Livestock rustlers have stolen 50 sheep from a Dorset farm in the latest such incident plaguing British farms recently.
Dorset Police are appealing form ore information after thieves stole dozens of sheep from a field in Piddletrenthide, near Dorchester.
The large-scale livestock theft happened between 19:30 on Monday 17 August to early morning the following day.
A spokesman for Dorchester Police said: "A nearby neighbour’s dog was consistently barking around 05:00 and it is likely that the theft occurred around this time.
"If you have any information that can assist with our enquiries please contact Dorset Police quoting occurrence 55200123407.
"It is important that you report any suspicious circumstances and this can be done by calling 101 or online."
The incident follows the theft of 71 lambs in Devon earlier this month.
Livestock were stolen from a farm in the Bratton Clovelly area at some point between 5 and 12 August.
Figures show rural crime costs have reached an eight year high in the UK - totalling £54m in 2019.
NFU Mutual's report shows that livestock theft increased last year, with the cost going up 9% to £3 million.

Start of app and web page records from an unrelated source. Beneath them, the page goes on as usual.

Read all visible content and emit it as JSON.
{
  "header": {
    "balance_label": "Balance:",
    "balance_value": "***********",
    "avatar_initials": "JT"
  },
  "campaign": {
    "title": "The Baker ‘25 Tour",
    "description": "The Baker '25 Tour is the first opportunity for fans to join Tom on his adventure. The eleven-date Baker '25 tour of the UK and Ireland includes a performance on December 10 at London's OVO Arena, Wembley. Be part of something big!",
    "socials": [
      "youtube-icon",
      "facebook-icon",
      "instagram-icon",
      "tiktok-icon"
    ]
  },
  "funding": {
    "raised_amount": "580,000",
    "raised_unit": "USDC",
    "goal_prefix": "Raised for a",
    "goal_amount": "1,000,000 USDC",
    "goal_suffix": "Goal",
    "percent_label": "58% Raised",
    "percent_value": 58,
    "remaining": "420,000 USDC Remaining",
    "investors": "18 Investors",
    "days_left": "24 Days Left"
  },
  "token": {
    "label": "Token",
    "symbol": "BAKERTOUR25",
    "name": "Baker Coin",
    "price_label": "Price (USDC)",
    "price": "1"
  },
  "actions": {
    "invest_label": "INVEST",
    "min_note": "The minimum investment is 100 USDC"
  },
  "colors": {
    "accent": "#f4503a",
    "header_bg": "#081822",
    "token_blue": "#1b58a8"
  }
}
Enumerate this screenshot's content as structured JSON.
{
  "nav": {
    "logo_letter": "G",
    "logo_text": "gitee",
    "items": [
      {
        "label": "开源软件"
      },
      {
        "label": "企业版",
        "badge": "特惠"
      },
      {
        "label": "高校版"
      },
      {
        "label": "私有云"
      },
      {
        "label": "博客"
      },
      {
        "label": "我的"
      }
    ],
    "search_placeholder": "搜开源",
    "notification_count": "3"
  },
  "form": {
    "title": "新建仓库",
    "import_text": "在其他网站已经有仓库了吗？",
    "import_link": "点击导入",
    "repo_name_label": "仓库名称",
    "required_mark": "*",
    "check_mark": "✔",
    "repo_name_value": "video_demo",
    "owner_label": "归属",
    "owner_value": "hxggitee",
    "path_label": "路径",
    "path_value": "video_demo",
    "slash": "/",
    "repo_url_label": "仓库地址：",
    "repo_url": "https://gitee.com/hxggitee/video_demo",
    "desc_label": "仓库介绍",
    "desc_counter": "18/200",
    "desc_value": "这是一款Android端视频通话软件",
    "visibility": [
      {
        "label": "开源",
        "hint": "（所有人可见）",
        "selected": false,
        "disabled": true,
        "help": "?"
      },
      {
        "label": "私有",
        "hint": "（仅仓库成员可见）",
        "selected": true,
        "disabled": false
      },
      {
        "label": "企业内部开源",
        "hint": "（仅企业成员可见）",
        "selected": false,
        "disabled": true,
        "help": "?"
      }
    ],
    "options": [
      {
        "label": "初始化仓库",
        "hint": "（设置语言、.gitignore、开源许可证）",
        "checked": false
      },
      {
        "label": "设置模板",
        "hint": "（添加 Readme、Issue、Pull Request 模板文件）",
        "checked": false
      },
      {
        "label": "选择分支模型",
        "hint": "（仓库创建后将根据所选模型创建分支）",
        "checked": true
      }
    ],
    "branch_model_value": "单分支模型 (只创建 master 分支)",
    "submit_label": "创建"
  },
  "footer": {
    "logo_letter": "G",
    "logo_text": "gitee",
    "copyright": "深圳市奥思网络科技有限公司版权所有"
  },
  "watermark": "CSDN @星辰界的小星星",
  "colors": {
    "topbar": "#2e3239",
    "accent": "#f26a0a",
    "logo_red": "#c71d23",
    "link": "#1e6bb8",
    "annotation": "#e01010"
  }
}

Gangs taking large numbers of sheep, which are thought to enter the food chain illegally, are driving the increase.
How can I better protect livestock?
To deter livestock thieves, NFU Mutual advises farmers to:
• Padlock field gates
• Ensure stock is clearly marked and records are up to date
• When possible graze livestock in fields away from roads
• Check stock regularly - and vary times of feeding/check ups
• Consider a high-tech marking system such as TecTracer which puts thousands of coded microdot markers into a sheep’s fleece
• Ask neighbours to report any sightings of unusual vehicles loading sheep
• Join a FarmWatch scheme
The rural insurer has established that there are three distinct types of livestock thefts currently taking place:
• Large scale theft – organised crime with livestock destined for the food chain
• Pedigree – rams stolen for their high value as breeding stock
• Money laundering – organised criminal gangs buying and selling on sheep at auctions to launder money